Look through the listing below, and wherever a line has the string "from", pull it out.

+-------+

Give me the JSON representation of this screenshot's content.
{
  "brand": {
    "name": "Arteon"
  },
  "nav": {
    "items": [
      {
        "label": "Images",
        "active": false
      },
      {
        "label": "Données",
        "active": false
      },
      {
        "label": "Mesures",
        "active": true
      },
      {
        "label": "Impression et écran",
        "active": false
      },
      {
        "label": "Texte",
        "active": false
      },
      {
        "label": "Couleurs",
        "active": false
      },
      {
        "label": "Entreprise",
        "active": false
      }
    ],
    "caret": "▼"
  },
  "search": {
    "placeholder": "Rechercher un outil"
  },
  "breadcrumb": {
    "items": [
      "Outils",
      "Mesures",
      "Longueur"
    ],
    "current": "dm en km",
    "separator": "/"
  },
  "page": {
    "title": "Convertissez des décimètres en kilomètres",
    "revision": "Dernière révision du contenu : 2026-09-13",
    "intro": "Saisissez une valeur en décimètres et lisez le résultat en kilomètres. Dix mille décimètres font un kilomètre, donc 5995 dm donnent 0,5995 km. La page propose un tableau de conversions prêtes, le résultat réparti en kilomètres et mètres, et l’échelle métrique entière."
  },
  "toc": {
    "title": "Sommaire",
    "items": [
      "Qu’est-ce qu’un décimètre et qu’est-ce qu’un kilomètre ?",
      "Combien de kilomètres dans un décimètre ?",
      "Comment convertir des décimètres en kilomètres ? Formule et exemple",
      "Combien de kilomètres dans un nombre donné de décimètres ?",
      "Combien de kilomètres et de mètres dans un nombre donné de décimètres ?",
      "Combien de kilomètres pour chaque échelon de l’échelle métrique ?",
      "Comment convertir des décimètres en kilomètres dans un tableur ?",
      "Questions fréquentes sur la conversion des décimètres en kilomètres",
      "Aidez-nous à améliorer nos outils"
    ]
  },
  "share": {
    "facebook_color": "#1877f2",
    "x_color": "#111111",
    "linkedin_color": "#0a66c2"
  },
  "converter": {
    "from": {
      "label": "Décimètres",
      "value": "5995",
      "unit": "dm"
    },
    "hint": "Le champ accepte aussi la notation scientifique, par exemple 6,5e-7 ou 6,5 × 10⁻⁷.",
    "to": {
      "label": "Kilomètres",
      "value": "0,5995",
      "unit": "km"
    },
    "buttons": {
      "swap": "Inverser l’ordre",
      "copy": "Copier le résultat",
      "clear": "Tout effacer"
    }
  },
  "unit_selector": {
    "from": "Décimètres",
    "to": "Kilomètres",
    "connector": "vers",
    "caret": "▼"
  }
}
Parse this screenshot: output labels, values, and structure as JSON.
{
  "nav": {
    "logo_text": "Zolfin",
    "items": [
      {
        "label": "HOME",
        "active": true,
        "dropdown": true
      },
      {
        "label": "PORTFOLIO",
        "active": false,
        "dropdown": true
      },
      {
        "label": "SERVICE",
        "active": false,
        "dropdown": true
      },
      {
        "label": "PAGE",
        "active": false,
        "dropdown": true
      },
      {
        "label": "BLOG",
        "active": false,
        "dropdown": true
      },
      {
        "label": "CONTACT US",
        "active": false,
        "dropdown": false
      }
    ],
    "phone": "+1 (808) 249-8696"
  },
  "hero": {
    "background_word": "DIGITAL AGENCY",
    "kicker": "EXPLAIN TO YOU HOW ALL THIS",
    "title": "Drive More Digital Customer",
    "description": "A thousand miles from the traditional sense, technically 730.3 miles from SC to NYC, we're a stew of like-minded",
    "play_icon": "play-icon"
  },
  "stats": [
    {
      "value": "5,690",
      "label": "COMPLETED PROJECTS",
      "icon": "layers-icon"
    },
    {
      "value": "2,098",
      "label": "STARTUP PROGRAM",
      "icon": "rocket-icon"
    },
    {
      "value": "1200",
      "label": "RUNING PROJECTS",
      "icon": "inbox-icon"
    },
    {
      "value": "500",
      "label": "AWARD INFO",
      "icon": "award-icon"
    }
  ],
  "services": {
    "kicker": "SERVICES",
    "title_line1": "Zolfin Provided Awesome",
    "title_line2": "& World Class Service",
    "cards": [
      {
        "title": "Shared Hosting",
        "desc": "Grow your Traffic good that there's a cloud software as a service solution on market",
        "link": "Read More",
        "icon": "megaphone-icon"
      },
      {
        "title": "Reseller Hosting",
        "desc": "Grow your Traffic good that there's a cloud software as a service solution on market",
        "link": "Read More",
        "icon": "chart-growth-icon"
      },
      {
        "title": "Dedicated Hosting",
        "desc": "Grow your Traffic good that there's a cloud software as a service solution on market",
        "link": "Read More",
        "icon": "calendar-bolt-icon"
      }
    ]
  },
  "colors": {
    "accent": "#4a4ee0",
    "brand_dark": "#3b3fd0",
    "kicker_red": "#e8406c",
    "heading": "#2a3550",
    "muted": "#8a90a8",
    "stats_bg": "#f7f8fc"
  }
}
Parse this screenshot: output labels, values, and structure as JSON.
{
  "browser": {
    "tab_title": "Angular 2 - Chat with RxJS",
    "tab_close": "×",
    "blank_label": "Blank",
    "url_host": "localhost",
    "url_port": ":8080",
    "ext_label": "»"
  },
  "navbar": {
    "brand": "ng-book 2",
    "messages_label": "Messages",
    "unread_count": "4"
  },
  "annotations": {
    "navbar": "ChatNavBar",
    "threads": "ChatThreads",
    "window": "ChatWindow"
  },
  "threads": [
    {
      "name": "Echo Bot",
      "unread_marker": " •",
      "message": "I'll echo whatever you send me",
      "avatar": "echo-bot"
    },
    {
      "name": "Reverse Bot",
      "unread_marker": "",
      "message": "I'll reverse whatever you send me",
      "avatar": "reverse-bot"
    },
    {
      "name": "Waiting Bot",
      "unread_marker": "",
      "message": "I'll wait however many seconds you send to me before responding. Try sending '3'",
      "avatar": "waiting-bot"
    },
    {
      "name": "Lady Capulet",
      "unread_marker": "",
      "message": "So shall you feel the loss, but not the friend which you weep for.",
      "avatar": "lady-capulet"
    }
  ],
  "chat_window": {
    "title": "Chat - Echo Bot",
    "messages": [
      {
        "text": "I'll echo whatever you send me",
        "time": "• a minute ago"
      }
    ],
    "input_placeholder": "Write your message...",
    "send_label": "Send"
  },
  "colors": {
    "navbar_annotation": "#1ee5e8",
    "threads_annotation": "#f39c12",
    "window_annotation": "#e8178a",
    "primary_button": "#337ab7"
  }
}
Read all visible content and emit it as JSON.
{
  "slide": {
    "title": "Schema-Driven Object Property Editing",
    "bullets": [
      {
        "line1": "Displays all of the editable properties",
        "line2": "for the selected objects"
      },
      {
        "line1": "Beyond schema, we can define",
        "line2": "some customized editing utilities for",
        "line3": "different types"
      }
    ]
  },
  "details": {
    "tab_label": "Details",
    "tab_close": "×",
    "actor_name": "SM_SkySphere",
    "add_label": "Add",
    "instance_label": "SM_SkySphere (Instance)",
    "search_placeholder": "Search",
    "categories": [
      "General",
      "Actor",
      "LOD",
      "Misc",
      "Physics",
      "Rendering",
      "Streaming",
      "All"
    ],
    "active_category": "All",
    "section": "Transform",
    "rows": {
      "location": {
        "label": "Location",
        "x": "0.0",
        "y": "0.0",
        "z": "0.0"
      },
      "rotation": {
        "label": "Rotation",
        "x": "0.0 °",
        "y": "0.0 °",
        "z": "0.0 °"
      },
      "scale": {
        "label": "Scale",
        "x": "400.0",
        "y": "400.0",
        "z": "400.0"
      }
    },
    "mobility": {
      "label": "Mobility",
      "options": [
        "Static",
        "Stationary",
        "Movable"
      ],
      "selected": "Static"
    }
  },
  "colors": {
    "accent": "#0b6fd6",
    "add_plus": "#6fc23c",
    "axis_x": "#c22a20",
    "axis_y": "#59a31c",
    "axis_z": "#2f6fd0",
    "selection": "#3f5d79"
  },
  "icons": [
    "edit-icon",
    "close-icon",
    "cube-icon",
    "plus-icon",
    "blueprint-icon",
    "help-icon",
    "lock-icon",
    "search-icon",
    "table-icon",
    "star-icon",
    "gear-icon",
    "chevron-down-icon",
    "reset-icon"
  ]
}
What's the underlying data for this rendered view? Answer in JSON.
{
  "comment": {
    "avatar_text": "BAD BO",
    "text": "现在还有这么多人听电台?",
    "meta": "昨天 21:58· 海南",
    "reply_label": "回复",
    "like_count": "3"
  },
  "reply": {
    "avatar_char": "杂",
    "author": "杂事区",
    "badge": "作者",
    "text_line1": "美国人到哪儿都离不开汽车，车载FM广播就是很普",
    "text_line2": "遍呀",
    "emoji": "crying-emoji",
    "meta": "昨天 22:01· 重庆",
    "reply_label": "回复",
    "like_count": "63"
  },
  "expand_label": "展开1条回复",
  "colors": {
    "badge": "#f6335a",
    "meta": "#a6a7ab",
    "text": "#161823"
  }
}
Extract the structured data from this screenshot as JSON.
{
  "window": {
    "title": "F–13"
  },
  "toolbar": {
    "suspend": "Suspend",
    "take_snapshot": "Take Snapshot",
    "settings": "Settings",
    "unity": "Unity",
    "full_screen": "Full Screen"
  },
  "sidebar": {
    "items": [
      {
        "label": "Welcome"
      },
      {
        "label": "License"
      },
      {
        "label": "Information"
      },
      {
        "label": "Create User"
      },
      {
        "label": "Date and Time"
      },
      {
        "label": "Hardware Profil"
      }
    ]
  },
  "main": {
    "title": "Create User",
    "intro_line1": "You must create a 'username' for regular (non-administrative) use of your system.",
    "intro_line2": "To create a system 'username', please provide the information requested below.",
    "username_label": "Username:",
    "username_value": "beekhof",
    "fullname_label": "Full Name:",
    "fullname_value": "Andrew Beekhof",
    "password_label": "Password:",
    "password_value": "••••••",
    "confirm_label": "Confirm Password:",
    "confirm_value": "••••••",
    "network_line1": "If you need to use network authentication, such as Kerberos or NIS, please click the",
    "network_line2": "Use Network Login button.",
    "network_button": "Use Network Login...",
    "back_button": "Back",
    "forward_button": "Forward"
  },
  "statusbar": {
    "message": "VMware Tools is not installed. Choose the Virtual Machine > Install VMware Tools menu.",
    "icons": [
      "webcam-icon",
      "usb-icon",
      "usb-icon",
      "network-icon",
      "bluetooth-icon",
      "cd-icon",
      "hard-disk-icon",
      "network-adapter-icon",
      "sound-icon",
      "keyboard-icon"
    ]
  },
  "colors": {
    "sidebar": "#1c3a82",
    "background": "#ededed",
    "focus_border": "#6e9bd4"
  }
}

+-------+

(Completed exercise)
    "from": {
    "from": "Décimètres",
    "description": "A thousand miles from the traditional sense, technically 730.3 miles from SC to NYC, we're a stew of like-minded",
Extract the structured data from this screenshot as JSON.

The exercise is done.